Naw, look, I'll tell you what I know: unfortunately, as you've surmised, it's not as easy as an arched index finger that scratches the other person's palm while interweaving thumbs. Too bad, eh? But I think you have the right idea - you're still writing. Every time you start/finish/draft a book, you arguably should become a better writer. If, I should add, you don't simply regurgitate the same outline/prose/concepts in each book.

Have objective readers take a look at your previous work and tell you where you can make it stronger, then apply this advice to your next one. If you keep making the same mistakes over and over again, then you're just treading water. But if improve each time, then you're well on your way to publication. I can't tell you how many writers I've heard about who have 5 or 6 unpubbed novels in their desk drawers, only to hit success on the next one. (Jon Clinch, who wrote the best-seller Finn, comes to mind, if I'm not mistaken.)

And even published writers can learn from the past. I've written the first half of my second book, and I've been told by several people that it's better than TDLF. Why? Because I worked out a few kinks and think I'm a better writer now.

So keep writing...I think that's a better tip than giving you a fancy finger-hold anyway. :)

Readers - what's your advice that's the equivalent to a secret handshake?

Monday, May 14, 2007

Easy Editing?

As I'm reading your book, I'm curious about what other aspects changed. Has the tone remained the same and you've just tweaked plot points and characters? How different is the book from what you'd originally envisioned?

One thing I've always said about writing is that as an author, you shouldn't get too attached or fall too in love with any passage or particular part of your prose, and I think that this attitude served me well when it came to TDLF revisions. It's very easy to think that what you've written is genius, but writing a decent book isn't and shouldn't be easy, and thus the harder decision often isn't what to say, but what to leave out or what to cut.

So, with that out of the way, to your question. The tone has essentially remained the same. I "got" Natalie's voice from the get-go, and her voice is such a critical part of her story and her evolution that I never dreamed of - and more importantly, no one suggested - that I modify it.

That said, as I've mentioned before, I certainly made other drastic changes. After reading the first draft, my then-agent suggested that I might have started at the wrong point of the story - I'd originally started on the day that Natalie was diagnosed - and guess what? Turned out she was right.

So out when the first 90 pages. Easy come, easy go. Even though yes, I'll admit that it was a tad painful hitting "delete" on all of those pages. Then, we decided that Natalie needed to be more likable, more relatable. So I went back and threaded in the entire Price is Right plot line. Yes, it's true, the aspect of the book that seems to be among peoples' favorites wasn't even in there to begin with! I also went back and added touches and hints about Natalie's relationship with her mom: why Natalie was who she was and how she got that way.

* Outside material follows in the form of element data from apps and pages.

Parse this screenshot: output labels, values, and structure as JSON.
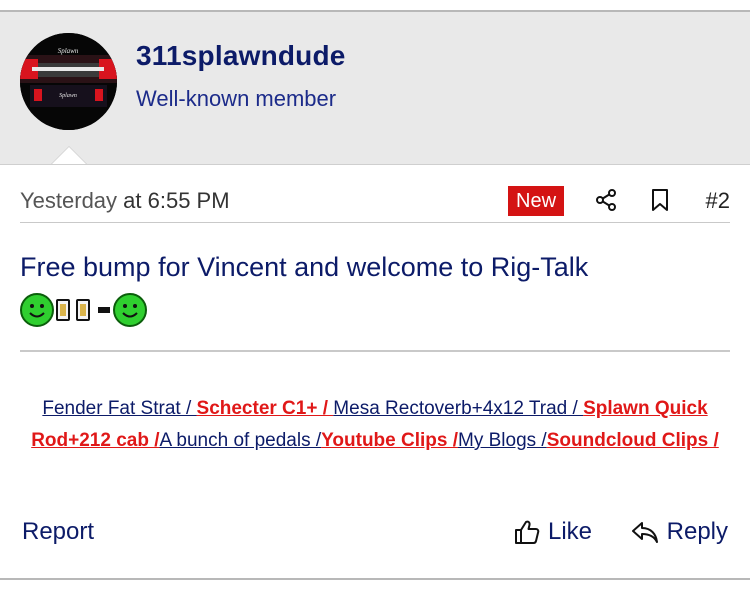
{
  "post": {
    "author": {
      "username": "311splawndude",
      "title": "Well-known member",
      "avatar_text_top": "Splawn",
      "avatar_text_bottom": "Splawn"
    },
    "meta": {
      "date_day": "Yesterday",
      "date_rest": " at 6:55 PM",
      "badge": "New",
      "post_number": "#2",
      "share_icon": "share-icon",
      "bookmark_icon": "bookmark-icon"
    },
    "message": {
      "text_link": "Free bump",
      "text_rest": " for Vincent and welcome to Rig-Talk"
    },
    "signature": {
      "items": [
        {
          "text": "Fender Fat Strat / ",
          "style": "blue"
        },
        {
          "text": "Schecter C1+ / ",
          "style": "red"
        },
        {
          "text": "Mesa Rectoverb+4x12 Trad / ",
          "style": "blue"
        },
        {
          "text": "Splawn Quick Rod+212 cab /",
          "style": "red"
        },
        {
          "text": "A bunch of pedals /",
          "style": "blue"
        },
        {
          "text": "Youtube Clips /",
          "style": "red"
        },
        {
          "text": "My Blogs /",
          "style": "blue"
        },
        {
          "text": "Soundcloud Clips /",
          "style": "red"
        }
      ]
    },
    "actions": {
      "report": "Report",
      "like": "Like",
      "reply": "Reply"
    }
  },
  "colors": {
    "accent_blue": "#0c1b68",
    "badge_red": "#d41313",
    "signature_red": "#e01818"
  }
}
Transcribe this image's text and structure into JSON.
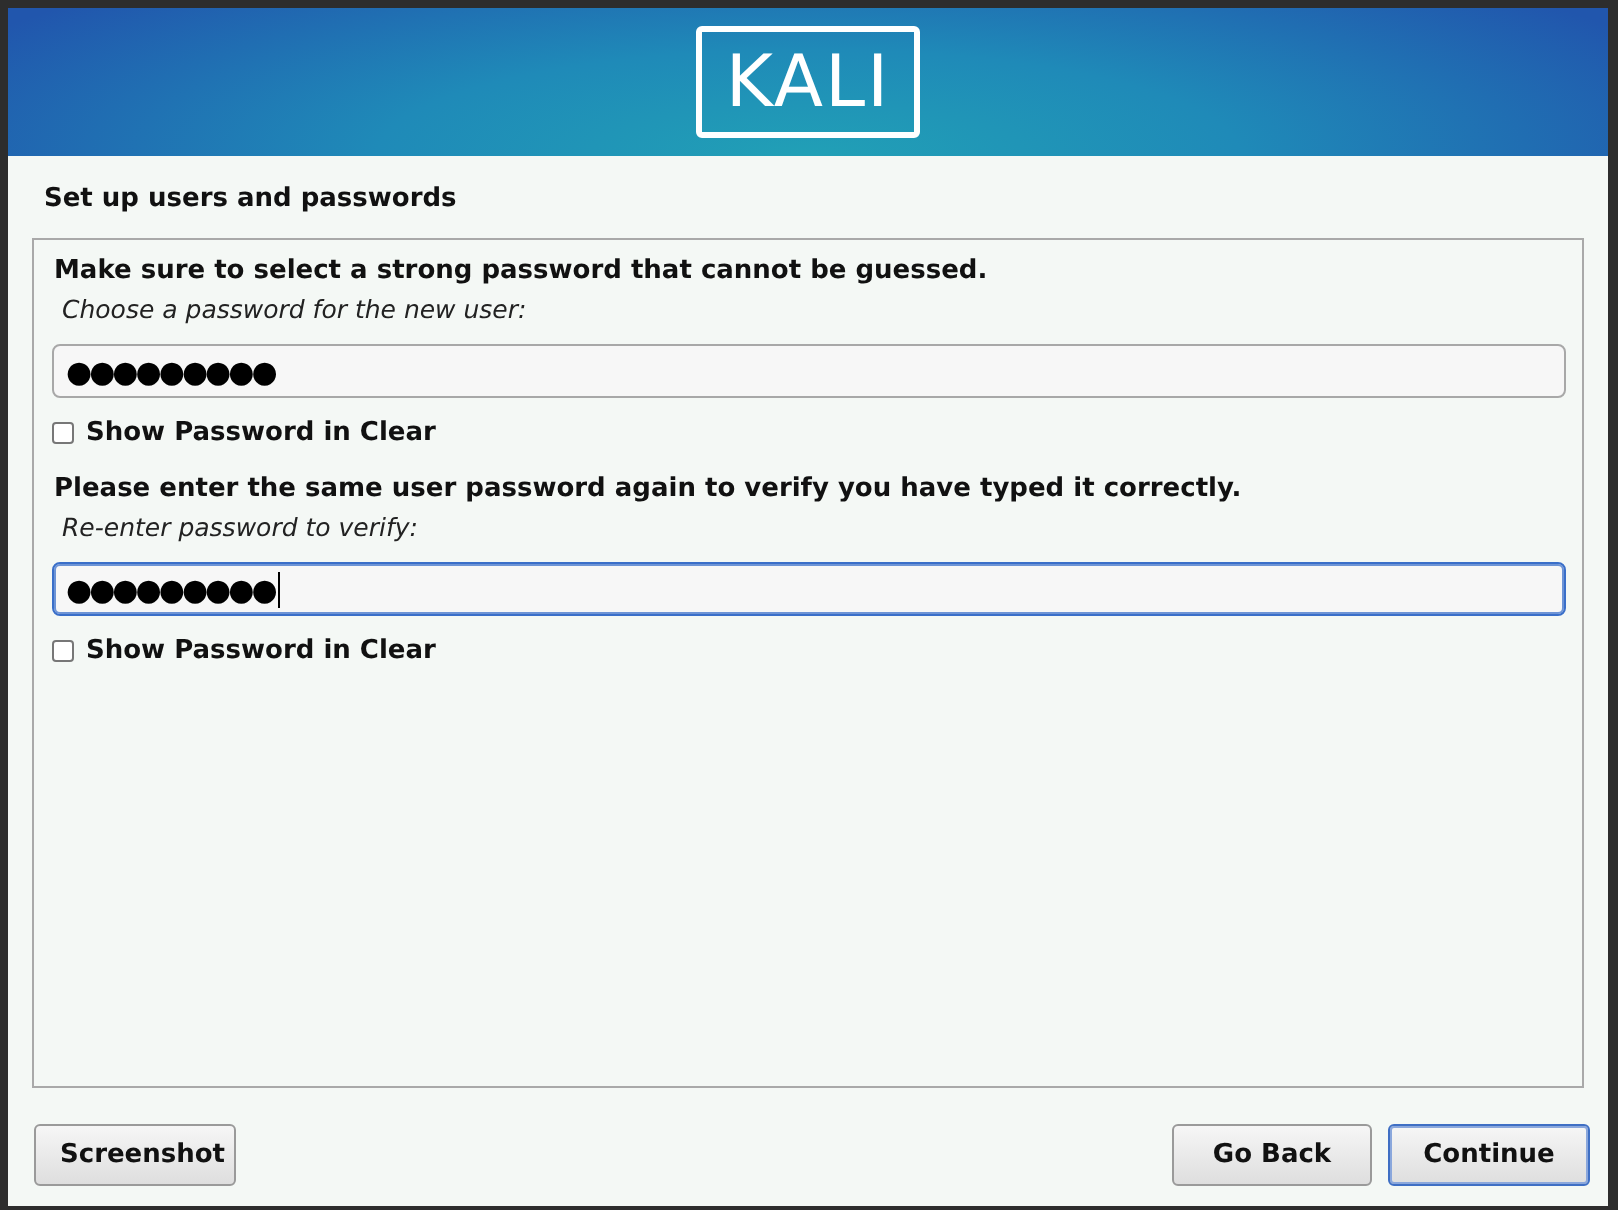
{
  "banner": {
    "logo": "KALI"
  },
  "heading": "Set up users and passwords",
  "sections": [
    {
      "intro": "Make sure to select a strong password that cannot be guessed.",
      "prompt": "Choose a password for the new user:",
      "value": "●●●●●●●●●",
      "focused": false,
      "toggle": {
        "label": "Show Password in Clear",
        "checked": false
      }
    },
    {
      "intro": "Please enter the same user password again to verify you have typed it correctly.",
      "prompt": "Re-enter password to verify:",
      "value": "●●●●●●●●●",
      "focused": true,
      "toggle": {
        "label": "Show Password in Clear",
        "checked": false
      }
    }
  ],
  "buttons": [
    {
      "label": "Screenshot",
      "default": false
    },
    {
      "label": "Go Back",
      "default": false
    },
    {
      "label": "Continue",
      "default": true
    }
  ]
}
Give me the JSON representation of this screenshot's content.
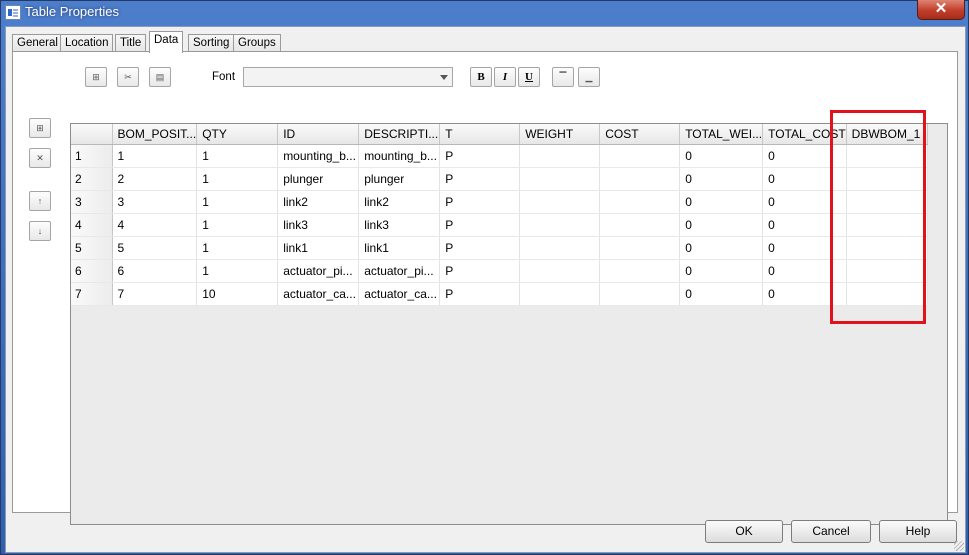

And this doesn't even cover the stuff that shifted in my mind while I was writing the first draft: the shifting love interests, the role of Susanna Taylor (who I didn't realize would play such a pivotal role until I was writing), the friendship issues (won't elaborate too much on those, in case of spoilage). These all came up organically as the story took me where it did.

So, the bottom line of this post is really to say, go with the flow. I think often times, authors lose any chance of objectivity because they so passionately believe that what they wrote is solid gold. But there's a reason that we have critique partners and editors and agents. And that reason is because they make our writing better. So let them.

How do you guys feel about the editing process? Is it painful and ego-blowing or a means to a better product?